This year the VCU Hubert H. Humphrey Fellowship Program and Congregation Beth Ahabah hosted their own Zikaron BaSalon, featuring a testimonial from Jay Ipson, a Holocaust survivor and co-founder of the Holocaust Museum of Virginia.
The event, which took place on April 12th at the Beth Ahabah synagogue on Franklin St, attracted a crowd of both students and community members interested in learning about the Holocaust from a first-person perspective.
In 1941 when he was six years old, Ipson and his family were forced into the Kovno Ghetto, which was establish by Nazi Germany to hold the Lithuanian Jews of Kaunas. He spoke in detail to the gathered crowd the inhuman conditions in which he lived as a child, the trials his parents endured in the camps, and the loved ones they could not save.

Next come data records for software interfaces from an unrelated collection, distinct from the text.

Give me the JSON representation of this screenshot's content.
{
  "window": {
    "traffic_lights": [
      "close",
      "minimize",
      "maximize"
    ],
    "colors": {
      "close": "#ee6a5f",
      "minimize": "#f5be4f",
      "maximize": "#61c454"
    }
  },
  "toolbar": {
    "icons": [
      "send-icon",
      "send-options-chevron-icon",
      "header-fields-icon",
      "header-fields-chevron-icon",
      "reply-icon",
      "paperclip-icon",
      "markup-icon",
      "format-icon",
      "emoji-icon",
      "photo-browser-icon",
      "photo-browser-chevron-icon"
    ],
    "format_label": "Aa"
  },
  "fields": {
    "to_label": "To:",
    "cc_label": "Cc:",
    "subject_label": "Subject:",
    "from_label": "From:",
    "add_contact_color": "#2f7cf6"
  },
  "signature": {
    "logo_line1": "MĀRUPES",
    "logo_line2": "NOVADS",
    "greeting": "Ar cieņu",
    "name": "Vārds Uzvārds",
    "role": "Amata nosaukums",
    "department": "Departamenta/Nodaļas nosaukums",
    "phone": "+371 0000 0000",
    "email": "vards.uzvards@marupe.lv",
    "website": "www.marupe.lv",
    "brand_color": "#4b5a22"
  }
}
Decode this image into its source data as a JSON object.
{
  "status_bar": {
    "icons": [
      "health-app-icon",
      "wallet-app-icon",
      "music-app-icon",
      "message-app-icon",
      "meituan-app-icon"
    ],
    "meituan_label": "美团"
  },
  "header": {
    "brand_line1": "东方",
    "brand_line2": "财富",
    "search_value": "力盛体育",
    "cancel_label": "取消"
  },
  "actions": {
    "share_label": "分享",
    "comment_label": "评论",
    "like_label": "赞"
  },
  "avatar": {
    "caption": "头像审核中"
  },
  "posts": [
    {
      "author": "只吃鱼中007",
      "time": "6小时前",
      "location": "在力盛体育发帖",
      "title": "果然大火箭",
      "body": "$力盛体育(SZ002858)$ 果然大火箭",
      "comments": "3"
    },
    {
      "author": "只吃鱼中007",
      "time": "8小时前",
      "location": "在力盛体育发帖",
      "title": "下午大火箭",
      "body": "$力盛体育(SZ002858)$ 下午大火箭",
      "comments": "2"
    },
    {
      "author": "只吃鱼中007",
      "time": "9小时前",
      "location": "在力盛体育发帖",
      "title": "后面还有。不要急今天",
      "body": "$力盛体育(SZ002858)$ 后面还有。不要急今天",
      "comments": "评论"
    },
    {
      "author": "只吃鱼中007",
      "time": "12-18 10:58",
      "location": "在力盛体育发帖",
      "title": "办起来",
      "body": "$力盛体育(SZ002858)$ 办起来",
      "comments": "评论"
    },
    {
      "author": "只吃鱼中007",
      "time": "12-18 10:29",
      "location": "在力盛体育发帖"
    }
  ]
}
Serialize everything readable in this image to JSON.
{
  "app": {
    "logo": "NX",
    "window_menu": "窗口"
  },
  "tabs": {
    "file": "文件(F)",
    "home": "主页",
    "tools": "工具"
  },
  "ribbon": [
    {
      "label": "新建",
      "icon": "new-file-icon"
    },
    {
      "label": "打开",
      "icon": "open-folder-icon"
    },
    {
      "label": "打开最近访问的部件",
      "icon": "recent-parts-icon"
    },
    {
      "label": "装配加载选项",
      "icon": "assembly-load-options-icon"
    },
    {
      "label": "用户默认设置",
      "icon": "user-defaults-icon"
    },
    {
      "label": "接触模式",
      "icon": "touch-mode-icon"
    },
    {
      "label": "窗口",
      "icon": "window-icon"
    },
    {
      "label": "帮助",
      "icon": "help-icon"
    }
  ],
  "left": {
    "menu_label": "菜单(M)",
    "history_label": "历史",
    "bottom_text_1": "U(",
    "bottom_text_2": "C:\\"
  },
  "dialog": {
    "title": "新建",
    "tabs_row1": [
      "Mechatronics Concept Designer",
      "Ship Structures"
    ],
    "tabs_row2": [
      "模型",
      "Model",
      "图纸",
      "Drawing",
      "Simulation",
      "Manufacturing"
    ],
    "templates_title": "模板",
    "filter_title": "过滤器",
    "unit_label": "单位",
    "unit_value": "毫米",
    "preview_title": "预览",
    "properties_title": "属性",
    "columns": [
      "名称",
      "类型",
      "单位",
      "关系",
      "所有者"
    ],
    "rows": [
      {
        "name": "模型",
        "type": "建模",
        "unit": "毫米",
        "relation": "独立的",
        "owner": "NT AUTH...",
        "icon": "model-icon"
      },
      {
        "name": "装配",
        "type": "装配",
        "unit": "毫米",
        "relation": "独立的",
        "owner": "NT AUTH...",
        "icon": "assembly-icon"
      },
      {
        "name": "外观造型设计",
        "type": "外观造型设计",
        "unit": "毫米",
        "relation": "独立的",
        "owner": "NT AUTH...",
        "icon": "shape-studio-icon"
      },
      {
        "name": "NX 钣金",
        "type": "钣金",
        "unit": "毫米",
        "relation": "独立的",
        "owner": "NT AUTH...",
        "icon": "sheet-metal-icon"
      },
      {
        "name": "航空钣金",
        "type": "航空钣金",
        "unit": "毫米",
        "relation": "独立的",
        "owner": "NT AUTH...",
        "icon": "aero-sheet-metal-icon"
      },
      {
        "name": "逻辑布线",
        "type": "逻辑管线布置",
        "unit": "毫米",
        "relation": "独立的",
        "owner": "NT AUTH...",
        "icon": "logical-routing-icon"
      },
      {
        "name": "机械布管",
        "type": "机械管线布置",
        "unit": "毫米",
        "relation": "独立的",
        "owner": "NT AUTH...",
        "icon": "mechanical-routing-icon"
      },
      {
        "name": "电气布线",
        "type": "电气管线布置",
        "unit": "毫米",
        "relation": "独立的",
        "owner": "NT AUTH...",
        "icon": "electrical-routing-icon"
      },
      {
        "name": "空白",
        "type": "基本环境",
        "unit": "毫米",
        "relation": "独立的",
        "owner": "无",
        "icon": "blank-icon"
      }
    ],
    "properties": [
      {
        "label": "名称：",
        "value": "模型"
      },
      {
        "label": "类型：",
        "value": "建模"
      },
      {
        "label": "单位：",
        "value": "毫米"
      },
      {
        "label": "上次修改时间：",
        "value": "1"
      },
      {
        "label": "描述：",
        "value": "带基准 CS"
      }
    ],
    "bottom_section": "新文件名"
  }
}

“An order came that we should take our pets to the synagogue. There they slaughtered them, they skinned them, they took their hides and shipped them to the Russian front because it was so cold and the Germans were not prepared, so they shipped them for gloves and earmuffs, and the carcasses they fed back to us,” said Ipson.
For two years his family lived in the camp and narrowly avoided extermination, until one day a Catholic farmer that Ipson’s father had once done a few favors for offered to hide them in the country if they could escape the camp. On November 9th, 1943, under the cover of darkness, they cut a hole in the barbed wire that surrounded the camp and ran to the farmer’s waiting truck.
The Ipson family was sheltered by these farmers until the day of Day of Liberation, hiding underground in a modified potato hole for 90 days.
“We had nothing to give them. They risked their lives to save ours,” Ipson said.
According to Ipson, he was one of only 118 Jewish-Lithuanian children to survive the Holocaust.
Ipson related the rise of Hitler and the Nazi Party to the current political climate in the United States and warned that Germany had a similar system of government before its leadership was taken over by a minority of extremists. He encouraged the gathered audience to become politically involved, saying the consequences for indifference could be an atrocity like the one he experienced.
“The Holocaust can happen in the United States and it’s our fault,” said Ipson.
Written by Megan Schiffres
May 3, 2018